A later theory of why the explanation came so quickly in the years after its creation comes from the usual 18th century practice of taking «press copies». Press copies were made by placing a thin, damp sheet of paper on a manuscript and pressing up to the transmission of part of the ink. The thin paper copy was kept in the same way as a modern copy. The ink was put back on a copper plate, which was then engraved, allowing copies of the plate to be placed on a press. This «wet transfer» method could have been used by William J. Stone when he was commissioned in 1820 by Secretary of State John Quincy Adams to make a facsimile of the entire declaration, signatures and text. On June 5, 1823, almost exactly 47 years after the first draft of Jefferson`s declaration, the (Washington) national intelligence was able to report «that Mr. William J. Stone, a respectable and enterprising engraver of this city, completed, after three years of work, a façade of the original declaration of independence that is now in the government archives; that it is executed with the utmost precision and fidelity; and that the Department of Foreign Affairs has become the buyer of the plate. By the end of the summer, the physical condition of the statement had become a public concern.

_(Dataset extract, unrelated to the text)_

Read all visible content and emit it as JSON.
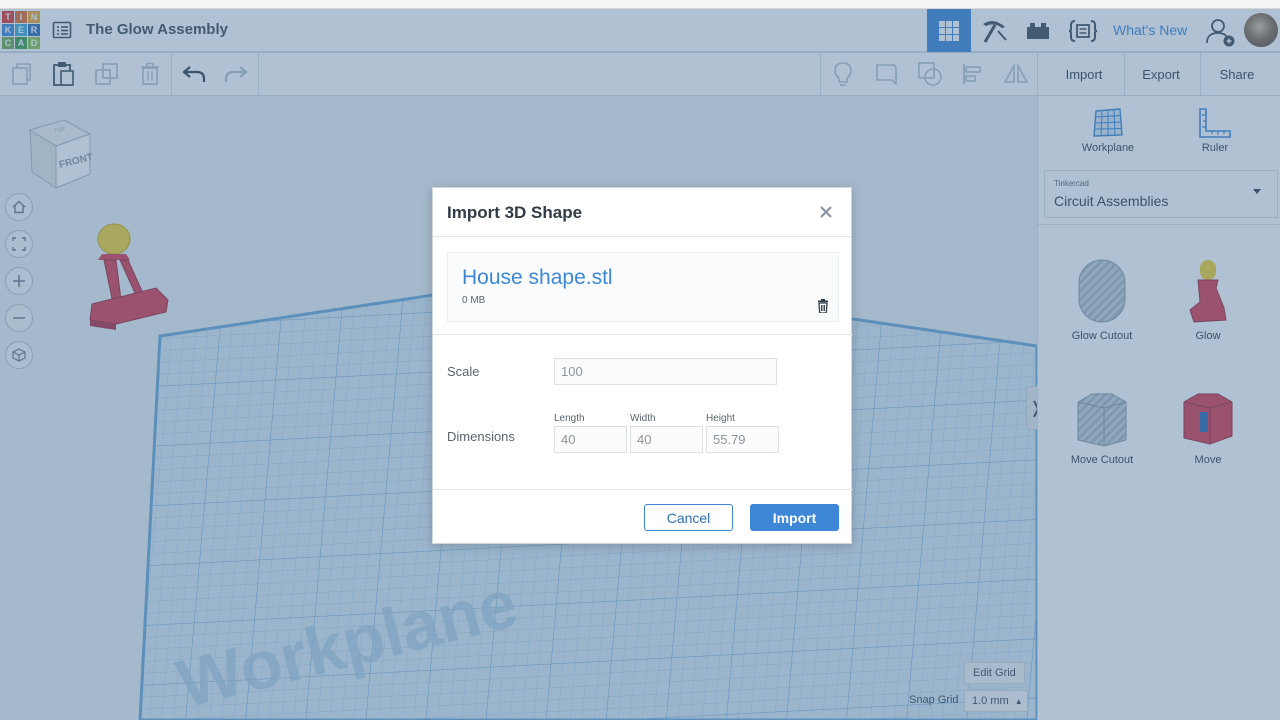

On August 3, 1876, Congress passed a joint resolution providing «that a commission composed of the Minister of the Interior, the Secretary of the Smithsonian Institution and the Librarian of Congress be authorized to use the means that will most effectively restore the development of the original manuscript of the Declaration of Independence with the attached signatures.» This resolution had already been tabled on 5 January 1876. One of the candidates for the restoration was William J. Canby, an employee of the Washington Gas Company. On April 13, Canby wrote to the Congress librarian: «I have more than thirty years of experience in the use of the parchment pen and I have encompassed hundreds of ornamental and special documents during this period as an expert.» Canby added that «the only possible plan is to fill the original with a stock of ink destroyed by the action of light and time, with an ink that, as we know, is imperishable for all practical purposes.» Except that the document was exhibited on April 13, 1943 at the inauguration of the Thomas Jefferson Memorial in Washington. Dr. This copy of the statement represents the fair copy that the Committee presented to Congress. Jefferson noted that «the parts rejected by Congress are distinguished by a black line drawn below them, and the parts they have inserted are placed on the edge or in a simultaneous column.» Despite its importance in the history of the text`s evolution, this copy of the statement received very little public attention.